- geography–Lake Superior via Google Earth, geography of the Great Lakes, the site of the loss (46°59.9N 85°06.6W /46.9983°N 85.11°W/ 46.9983; -85.11),
- science–topics such as weather conditions that lead to the sinking, the Great Lakes Ecosystem, What Floats Your Boat via ScienceNetlinks,
- mathematics–boat capacity math, ship building and math (via Michael of Rhodes),
- language arts
- and music.
Diving into this and other historical events, using them as case-study investigations into why and how things happen, makes learning more rewarding and allows students to integrate technology resources in a more meaningful manner.
- For a more informed reading the lyrics of of Gordon Lightfoot’s popular song, the Wreck of the Edmund Fitzgerald, take a look at University of Wisconsin-Madison’s Wx Wise data-rich page devoted to the freighter’s sinking.
- The Great Lakes are well-known for some treacherous weather. The University of Wisconsin‘s very useful Coastal Natural Hazards page has intriguing descriptions of seiches and storm surges.
- Wikipedia’s very thorough entry on seiches has an animated explanation of the causes and nature of seiches.
Playing with sound is fun. Don’t believe me? Check out ToneMatrix over at aM Laboratory and you’ll immediately understand what I’m talking about.
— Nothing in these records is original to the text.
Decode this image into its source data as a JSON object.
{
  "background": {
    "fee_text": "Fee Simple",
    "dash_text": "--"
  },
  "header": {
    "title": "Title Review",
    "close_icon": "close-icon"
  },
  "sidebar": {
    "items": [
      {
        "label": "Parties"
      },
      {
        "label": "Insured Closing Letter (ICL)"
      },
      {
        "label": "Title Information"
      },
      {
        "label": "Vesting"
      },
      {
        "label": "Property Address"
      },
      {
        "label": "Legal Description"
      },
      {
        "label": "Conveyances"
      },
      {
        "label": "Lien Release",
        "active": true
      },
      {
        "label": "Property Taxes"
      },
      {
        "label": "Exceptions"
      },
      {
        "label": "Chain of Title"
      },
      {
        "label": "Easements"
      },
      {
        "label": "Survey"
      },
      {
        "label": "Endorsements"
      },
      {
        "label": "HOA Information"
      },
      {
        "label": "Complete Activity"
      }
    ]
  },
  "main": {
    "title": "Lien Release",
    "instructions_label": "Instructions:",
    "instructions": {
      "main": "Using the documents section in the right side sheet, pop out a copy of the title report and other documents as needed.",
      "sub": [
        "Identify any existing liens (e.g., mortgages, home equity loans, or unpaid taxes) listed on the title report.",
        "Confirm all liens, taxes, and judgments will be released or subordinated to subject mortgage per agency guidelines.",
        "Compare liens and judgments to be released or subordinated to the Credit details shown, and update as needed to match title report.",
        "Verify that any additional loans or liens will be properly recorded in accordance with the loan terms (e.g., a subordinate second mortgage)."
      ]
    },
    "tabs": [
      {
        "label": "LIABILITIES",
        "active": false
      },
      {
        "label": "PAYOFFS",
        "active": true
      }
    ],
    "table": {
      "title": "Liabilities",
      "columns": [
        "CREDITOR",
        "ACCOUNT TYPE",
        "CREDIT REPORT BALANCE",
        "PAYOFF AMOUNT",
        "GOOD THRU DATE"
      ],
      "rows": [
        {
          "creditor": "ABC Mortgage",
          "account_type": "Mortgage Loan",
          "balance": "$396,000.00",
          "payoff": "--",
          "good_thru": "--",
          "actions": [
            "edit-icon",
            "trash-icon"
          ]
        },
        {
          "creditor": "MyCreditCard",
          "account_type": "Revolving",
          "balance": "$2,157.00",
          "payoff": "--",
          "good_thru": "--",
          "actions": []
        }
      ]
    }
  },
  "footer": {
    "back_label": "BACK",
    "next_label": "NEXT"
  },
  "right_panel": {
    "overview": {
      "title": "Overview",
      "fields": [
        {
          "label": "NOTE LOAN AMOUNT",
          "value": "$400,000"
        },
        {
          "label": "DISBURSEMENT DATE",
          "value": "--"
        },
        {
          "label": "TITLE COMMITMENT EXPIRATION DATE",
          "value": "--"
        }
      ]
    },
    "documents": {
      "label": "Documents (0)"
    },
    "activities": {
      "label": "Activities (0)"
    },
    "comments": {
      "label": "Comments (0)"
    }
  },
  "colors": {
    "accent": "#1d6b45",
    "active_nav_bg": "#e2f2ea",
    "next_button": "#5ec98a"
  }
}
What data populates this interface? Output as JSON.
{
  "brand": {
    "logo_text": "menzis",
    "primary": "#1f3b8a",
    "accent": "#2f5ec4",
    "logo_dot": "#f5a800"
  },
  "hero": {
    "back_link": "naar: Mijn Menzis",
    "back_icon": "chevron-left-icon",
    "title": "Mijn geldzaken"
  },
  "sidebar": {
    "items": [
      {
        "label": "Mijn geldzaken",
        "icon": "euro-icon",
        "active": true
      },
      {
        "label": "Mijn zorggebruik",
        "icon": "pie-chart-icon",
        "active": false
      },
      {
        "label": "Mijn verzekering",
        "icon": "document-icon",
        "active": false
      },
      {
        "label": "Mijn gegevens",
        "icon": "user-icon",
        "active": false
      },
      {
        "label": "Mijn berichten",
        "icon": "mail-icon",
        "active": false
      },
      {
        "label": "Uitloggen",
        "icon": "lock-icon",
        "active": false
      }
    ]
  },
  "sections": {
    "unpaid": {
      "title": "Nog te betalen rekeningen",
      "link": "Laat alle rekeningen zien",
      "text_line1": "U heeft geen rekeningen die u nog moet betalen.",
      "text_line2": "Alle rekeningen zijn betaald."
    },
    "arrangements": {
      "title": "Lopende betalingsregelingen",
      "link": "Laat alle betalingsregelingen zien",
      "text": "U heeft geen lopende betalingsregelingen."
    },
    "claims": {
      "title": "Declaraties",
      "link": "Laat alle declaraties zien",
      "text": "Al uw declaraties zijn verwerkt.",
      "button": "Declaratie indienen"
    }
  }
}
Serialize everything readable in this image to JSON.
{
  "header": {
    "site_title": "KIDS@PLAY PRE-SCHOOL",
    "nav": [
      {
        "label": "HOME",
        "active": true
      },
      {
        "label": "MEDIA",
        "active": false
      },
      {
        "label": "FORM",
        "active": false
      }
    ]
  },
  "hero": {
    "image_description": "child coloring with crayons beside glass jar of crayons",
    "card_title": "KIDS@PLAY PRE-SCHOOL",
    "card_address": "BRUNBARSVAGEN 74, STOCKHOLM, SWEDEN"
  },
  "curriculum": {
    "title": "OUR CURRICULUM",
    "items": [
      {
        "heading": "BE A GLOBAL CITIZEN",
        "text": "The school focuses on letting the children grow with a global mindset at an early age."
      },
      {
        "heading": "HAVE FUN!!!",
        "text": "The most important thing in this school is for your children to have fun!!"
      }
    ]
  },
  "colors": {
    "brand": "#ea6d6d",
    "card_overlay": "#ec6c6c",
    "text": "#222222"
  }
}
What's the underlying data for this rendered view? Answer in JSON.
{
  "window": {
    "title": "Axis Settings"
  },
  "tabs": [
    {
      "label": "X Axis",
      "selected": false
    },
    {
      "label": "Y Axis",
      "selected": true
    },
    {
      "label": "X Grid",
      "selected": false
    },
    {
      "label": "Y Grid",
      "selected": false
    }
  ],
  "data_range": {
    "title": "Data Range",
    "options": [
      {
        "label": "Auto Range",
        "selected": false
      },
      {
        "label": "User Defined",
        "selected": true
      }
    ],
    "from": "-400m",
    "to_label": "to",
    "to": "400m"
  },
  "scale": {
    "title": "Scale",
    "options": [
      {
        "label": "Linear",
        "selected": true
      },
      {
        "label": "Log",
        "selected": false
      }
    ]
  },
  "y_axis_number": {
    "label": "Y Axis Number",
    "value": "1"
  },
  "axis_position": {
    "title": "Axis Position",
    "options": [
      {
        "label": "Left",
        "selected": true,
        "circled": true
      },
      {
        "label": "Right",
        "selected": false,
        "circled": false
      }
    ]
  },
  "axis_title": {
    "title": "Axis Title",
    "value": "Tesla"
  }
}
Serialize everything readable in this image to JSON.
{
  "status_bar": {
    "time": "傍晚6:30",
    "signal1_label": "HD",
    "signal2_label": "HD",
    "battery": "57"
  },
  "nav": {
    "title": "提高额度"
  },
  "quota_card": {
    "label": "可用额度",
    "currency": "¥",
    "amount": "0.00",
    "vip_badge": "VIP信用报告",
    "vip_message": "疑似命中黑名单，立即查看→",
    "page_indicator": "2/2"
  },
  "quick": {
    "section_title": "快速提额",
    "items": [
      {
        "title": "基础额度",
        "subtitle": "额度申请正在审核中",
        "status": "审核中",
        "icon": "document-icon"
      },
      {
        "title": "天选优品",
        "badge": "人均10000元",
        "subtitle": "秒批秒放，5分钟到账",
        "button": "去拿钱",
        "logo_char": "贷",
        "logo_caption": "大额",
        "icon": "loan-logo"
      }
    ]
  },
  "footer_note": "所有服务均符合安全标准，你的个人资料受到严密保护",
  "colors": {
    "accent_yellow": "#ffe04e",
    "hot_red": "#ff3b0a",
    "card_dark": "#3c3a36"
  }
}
In fact, there a number of intriguing items worthy of inspection in Andre Michelle‘s repository of cognitive coolness.
Aside from just being wonderfully fun to play with and listen to, ToneMatrix is an excellent example of what learning ought to be like. The people I’ve talked to tell me that it’s practically addictive. Why isn’t learning about Mathematics, Science, History, Literature, and other academic pursuits like this? What does it take to make exploring a concept, process, or viewpoint habit-forming? Any thoughts?
- If you like ToneMatrix, look at a project called Muxicall. It was created by Diana Antunes as part of her work for the New Technologies of Communication degree at the University of Aveiro in Portugal. A particularly spiffy feature of Muxicall is that Diana integrates ideas proposed by good old Sir Isaac Newton (1642–1727) creating a pleasing, visible interface between notes of music and color.
The past few days have been a blur. I’d say I’m ashamed for not posting but I’ve been happily busy doing worthwhile work for and with the teachers that I support. I like blogging but I love helping people. Today, for instance, I had the great pleasure of working with educators at Martha Smith Elementary in Jesup, Georgia. All year long, the folks at MSES have been collecting all kinds of digital content for a restrospective/culminating video presentation. As part of their task, the teachers will be including audio. When one of the participants asked where good, royalty-free music and sounds could be found, I smiled.
“Make a point to check out CCMixter,” I suggested, “because it’s a site that has so much to offer!” I went on to extol the virtues of the wonderful community music site.
Have you, gentle reader, sampled the excellent tunes at CCMixter? If not, do so soon! It’s an audio orchard–a veritable garden of tunes where remixes licensed under Creative Commons bloom and grow into entirely new varietys. CCMixter is a place where visitors can tune into, borrow, incorporate, or experience the music without guilt or copyright restrictions.